What's under a play? What holds it up? You might as well ask what's under me? On what am I built? There's something silent under every person and under every play. There is something unsaid under any given society as well.
There's a symptom apparent in America right now. It's evident in political talk shows, in entertainment coverage, in artistic criticism of every kind, in religious discussion. We are living in a courtroom culture. We were living in a celebrity culture, but that's dead. Now we're only interested in celebrities if they're in court.
We are living in a culture of extreme advocacy, of confrontation, of judgment and of verdict. Discussion has given way to debate. Communication has become a contest of wills. Public talking has become obnoxious and insincere. Why? Maybe it's because, deep down under the chatter, we have come to a place where we know that we don't know ... anything. But nobody's willing to say that.
Let me ask you: Have you ever held a position in an argument past the point of comfort? Have you ever defended a way of life you were on the verge of exhausting? Have you ever given service to a creed you no longer utterly believed? Have you ever told a girl you loved her and felt the faint nausea of eroding conviction? I have. That's an interesting moment. For a playwright, it's the beginning of an idea. I saw a piece of real estate on which I might build a play, a play that sat on something silent in my life and in my time. I started with a title: "Doubt."
What is Doubt? Each of us is like a planet. There's the crust, which seems eternal. We are confident about who we are. If you ask, we can readily describe our current state. I know my answers to so many questions, as do you. What was your father like? Do you believe in God? Who's your best friend? What do you want? Your answers are your current topography, seemingly permanent, but deceptively so. Because under that face of easy response, there is another You. And this wordless Being moves just as the instant moves; it presses upward without explanation, fluid and wordless, until the resisting consciousness has no choice but to give way.
It is Doubt, so often experienced initially as weakness, that changes things. When a man feels unsteady, when he falters, when hard-won knowledge evaporates before his eyes, he's on the verge of growth. The subtle or violent reconciliation of the outer person and the inner core often seems at first like a mistake. Like you've gone the wrong way and you're lost. But this is just emotion longing for the familiar. Life happens when the tectonic power of your speechless soul breaks through the dead habits of the mind. Doubt is nothing less than an opportunity to reenter the Present.
The play: I've set my story in 1964, when not just me, but the whole world seemed to be going through some kind of vast puberty. The old ways were still dominant in behavior, dress, morality, world view, but what had been organic expression had become a dead mask. I was in a Catholic Church school in the Bronx, run by the Sisters of Charity. These women dressed in black, believed in Hell, obeyed their male counterparts and educated us. The faith that held us together went beyond the precincts of religion. It was a shared dream we agreed to call Reality. We didn't know it, but we had a deal, a social contract. We would all believe the same thing. We would all believe.

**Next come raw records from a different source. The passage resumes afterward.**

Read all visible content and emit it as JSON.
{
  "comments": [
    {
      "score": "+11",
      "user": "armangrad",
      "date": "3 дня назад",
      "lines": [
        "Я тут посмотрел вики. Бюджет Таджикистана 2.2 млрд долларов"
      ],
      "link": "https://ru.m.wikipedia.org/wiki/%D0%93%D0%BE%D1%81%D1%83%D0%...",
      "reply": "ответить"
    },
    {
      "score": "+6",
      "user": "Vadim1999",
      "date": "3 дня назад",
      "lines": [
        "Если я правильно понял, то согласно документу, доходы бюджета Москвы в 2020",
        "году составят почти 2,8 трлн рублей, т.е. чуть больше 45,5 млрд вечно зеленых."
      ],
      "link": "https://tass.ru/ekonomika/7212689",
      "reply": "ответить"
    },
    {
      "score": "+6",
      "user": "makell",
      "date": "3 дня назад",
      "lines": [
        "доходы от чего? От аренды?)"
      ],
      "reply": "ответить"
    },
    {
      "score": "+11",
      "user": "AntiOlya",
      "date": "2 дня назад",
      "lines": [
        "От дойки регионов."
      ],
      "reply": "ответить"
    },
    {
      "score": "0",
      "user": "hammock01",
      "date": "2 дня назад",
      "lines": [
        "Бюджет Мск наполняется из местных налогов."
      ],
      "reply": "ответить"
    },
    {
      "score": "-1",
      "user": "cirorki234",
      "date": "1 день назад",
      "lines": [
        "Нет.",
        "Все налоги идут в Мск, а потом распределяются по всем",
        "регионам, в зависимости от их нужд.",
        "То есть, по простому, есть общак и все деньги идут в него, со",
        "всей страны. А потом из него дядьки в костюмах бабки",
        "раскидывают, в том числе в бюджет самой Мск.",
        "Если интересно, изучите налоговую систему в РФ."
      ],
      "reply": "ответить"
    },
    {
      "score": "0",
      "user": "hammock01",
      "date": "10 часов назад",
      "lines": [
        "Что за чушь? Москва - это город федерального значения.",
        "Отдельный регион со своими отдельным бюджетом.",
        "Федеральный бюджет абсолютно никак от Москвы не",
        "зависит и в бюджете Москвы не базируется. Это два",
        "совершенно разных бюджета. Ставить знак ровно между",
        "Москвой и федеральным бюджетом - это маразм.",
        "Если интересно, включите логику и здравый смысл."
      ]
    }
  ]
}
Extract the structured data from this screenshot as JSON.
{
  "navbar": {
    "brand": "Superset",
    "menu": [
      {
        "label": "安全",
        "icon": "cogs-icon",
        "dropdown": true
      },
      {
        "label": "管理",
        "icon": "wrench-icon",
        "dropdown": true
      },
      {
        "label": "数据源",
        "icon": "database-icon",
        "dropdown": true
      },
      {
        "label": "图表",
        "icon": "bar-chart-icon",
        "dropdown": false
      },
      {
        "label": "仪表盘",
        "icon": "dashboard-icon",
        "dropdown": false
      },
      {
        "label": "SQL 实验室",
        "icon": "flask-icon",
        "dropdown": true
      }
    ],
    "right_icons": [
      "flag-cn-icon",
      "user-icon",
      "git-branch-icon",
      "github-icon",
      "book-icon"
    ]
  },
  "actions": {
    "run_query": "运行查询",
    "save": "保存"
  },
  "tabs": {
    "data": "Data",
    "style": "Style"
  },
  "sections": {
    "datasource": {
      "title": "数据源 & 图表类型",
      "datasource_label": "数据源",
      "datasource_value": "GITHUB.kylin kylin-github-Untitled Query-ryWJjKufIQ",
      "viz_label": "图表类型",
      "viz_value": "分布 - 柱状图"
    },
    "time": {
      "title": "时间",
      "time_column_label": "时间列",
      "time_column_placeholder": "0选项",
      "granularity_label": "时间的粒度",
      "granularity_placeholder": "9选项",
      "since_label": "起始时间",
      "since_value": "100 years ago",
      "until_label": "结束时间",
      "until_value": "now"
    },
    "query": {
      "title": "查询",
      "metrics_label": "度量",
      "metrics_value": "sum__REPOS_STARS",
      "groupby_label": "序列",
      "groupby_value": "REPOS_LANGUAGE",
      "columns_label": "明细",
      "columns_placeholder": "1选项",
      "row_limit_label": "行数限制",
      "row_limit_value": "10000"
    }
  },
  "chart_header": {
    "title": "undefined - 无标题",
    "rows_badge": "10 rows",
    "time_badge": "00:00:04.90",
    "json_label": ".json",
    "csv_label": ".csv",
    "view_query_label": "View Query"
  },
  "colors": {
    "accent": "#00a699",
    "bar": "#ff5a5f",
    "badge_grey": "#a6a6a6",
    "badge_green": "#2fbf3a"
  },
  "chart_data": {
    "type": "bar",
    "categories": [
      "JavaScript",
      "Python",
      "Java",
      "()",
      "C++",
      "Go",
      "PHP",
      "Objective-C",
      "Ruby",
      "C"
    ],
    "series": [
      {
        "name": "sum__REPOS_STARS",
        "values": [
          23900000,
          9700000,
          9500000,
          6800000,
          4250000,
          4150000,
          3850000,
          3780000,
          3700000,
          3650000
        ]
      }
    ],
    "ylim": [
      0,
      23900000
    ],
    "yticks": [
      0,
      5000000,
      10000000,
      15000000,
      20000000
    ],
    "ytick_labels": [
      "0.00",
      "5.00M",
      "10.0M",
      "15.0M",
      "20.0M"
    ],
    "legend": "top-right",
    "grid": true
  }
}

Looking back, it seems to me, in those schools at that time, we were an ageless unity. We were all adults, and we were all children. We had, like many animals, flocked together for warmth and safety. As a result, we were terribly vulnerable to anyone who chose to hunt us. When trust is the order of the day, predators are free to plunder. And plunder they did. As the ever-widening church scandals reveal, the hunters had a field day. And the shepherds, so invested in the surface, sacrificed actual good for perceived virtue.

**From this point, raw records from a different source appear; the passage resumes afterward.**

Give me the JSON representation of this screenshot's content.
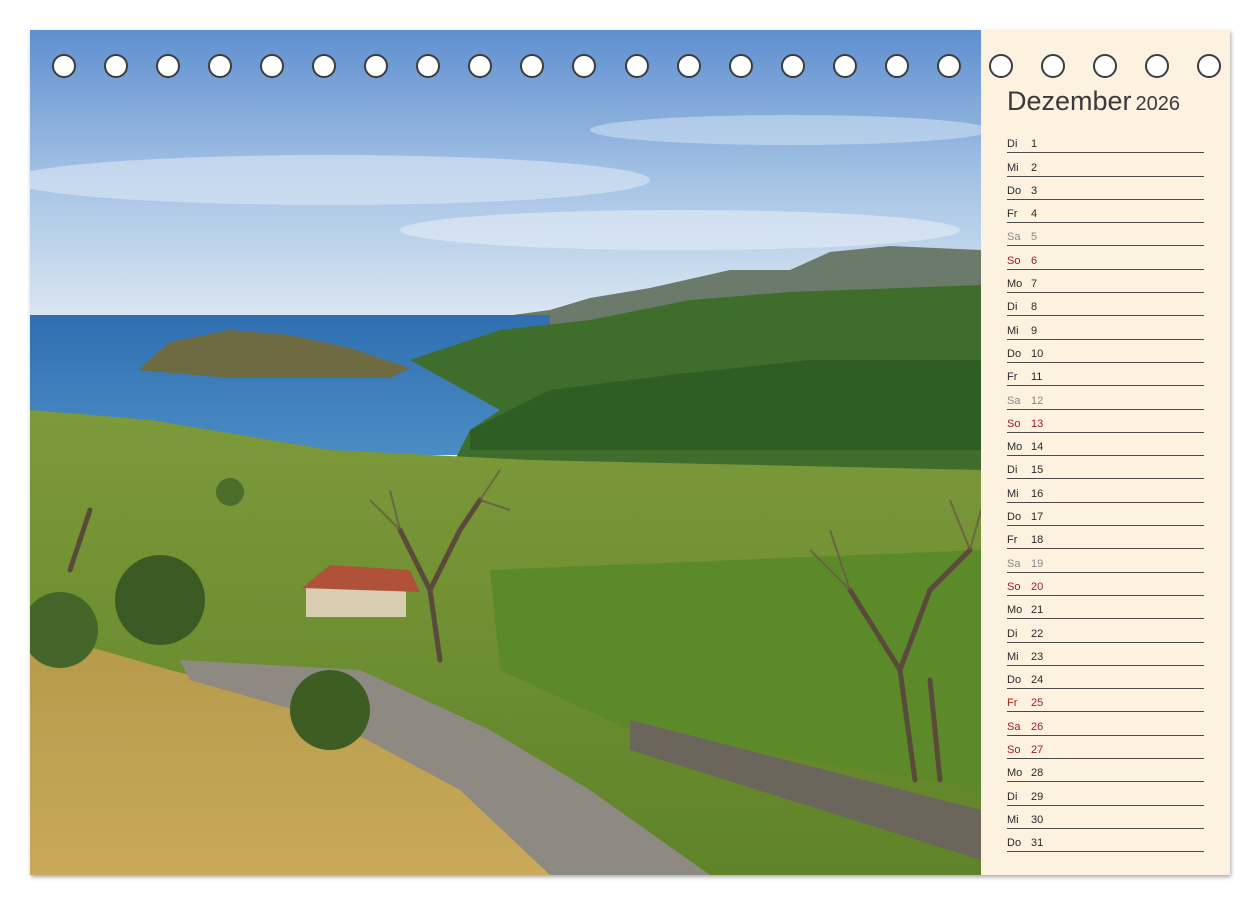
{
  "calendar": {
    "month": "Dezember",
    "year": "2026",
    "ring_count": 23,
    "colors": {
      "weekday": "#2a2a2a",
      "saturday": "#8a8a8a",
      "sunday_holiday": "#9a1c1c",
      "panel_background": "#fdf1e0"
    },
    "days": [
      {
        "wd": "Di",
        "d": "1",
        "kind": "weekday"
      },
      {
        "wd": "Mi",
        "d": "2",
        "kind": "weekday"
      },
      {
        "wd": "Do",
        "d": "3",
        "kind": "weekday"
      },
      {
        "wd": "Fr",
        "d": "4",
        "kind": "weekday"
      },
      {
        "wd": "Sa",
        "d": "5",
        "kind": "saturday"
      },
      {
        "wd": "So",
        "d": "6",
        "kind": "sunday"
      },
      {
        "wd": "Mo",
        "d": "7",
        "kind": "weekday"
      },
      {
        "wd": "Di",
        "d": "8",
        "kind": "weekday"
      },
      {
        "wd": "Mi",
        "d": "9",
        "kind": "weekday"
      },
      {
        "wd": "Do",
        "d": "10",
        "kind": "weekday"
      },
      {
        "wd": "Fr",
        "d": "11",
        "kind": "weekday"
      },
      {
        "wd": "Sa",
        "d": "12",
        "kind": "saturday"
      },
      {
        "wd": "So",
        "d": "13",
        "kind": "sunday"
      },
      {
        "wd": "Mo",
        "d": "14",
        "kind": "weekday"
      },
      {
        "wd": "Di",
        "d": "15",
        "kind": "weekday"
      },
      {
        "wd": "Mi",
        "d": "16",
        "kind": "weekday"
      },
      {
        "wd": "Do",
        "d": "17",
        "kind": "weekday"
      },
      {
        "wd": "Fr",
        "d": "18",
        "kind": "weekday"
      },
      {
        "wd": "Sa",
        "d": "19",
        "kind": "saturday"
      },
      {
        "wd": "So",
        "d": "20",
        "kind": "sunday"
      },
      {
        "wd": "Mo",
        "d": "21",
        "kind": "weekday"
      },
      {
        "wd": "Di",
        "d": "22",
        "kind": "weekday"
      },
      {
        "wd": "Mi",
        "d": "23",
        "kind": "weekday"
      },
      {
        "wd": "Do",
        "d": "24",
        "kind": "weekday"
      },
      {
        "wd": "Fr",
        "d": "25",
        "kind": "sunday"
      },
      {
        "wd": "Sa",
        "d": "26",
        "kind": "sunday"
      },
      {
        "wd": "So",
        "d": "27",
        "kind": "sunday"
      },
      {
        "wd": "Mo",
        "d": "28",
        "kind": "weekday"
      },
      {
        "wd": "Di",
        "d": "29",
        "kind": "weekday"
      },
      {
        "wd": "Mi",
        "d": "30",
        "kind": "weekday"
      },
      {
        "wd": "Do",
        "d": "31",
        "kind": "weekday"
      }
    ]
  }
}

I have never forgotten the lessons of that era, nor learned them well enough. I still long for a shared certainty, an assumption of safety, the reassurance of believing that others know better than me what's for the best. But I have been led by the bitter necessities of an interesting life to value that age-old practice of the wise: Doubt.
There is an uneasy time when belief has begun to slip, but hypocrisy has yet to take hold, when the consciousness is disturbed but not yet altered. It is the most dangerous, important and ongoing experience of life. The beginning of change is the moment of Doubt. It is that crucial moment when I renew my humanity or become a lie.
Doubt requires more courage than conviction does, and more energy; because conviction is a resting place and doubt is infinite; it is a passionate exercise. You may come out of my play uncertain. You may want to be sure. Look down on that feeling. We've got to learn to live with a full measure of uncertainty. There is no last word. That's the silence under the chatter of our time.
Playwright and screenwriter John Patrick Shanley's other plays include "Four Dogs and a Bone," "Danny and the Deep Blue Sea" and "Psychopathia Sexualis." He won the 1987 Academy Award for best original screenplay for "Moonstruck." "Doubt" is playing at the Pasadena Playhouse and on Broadway at the Walter Kerr Theatre.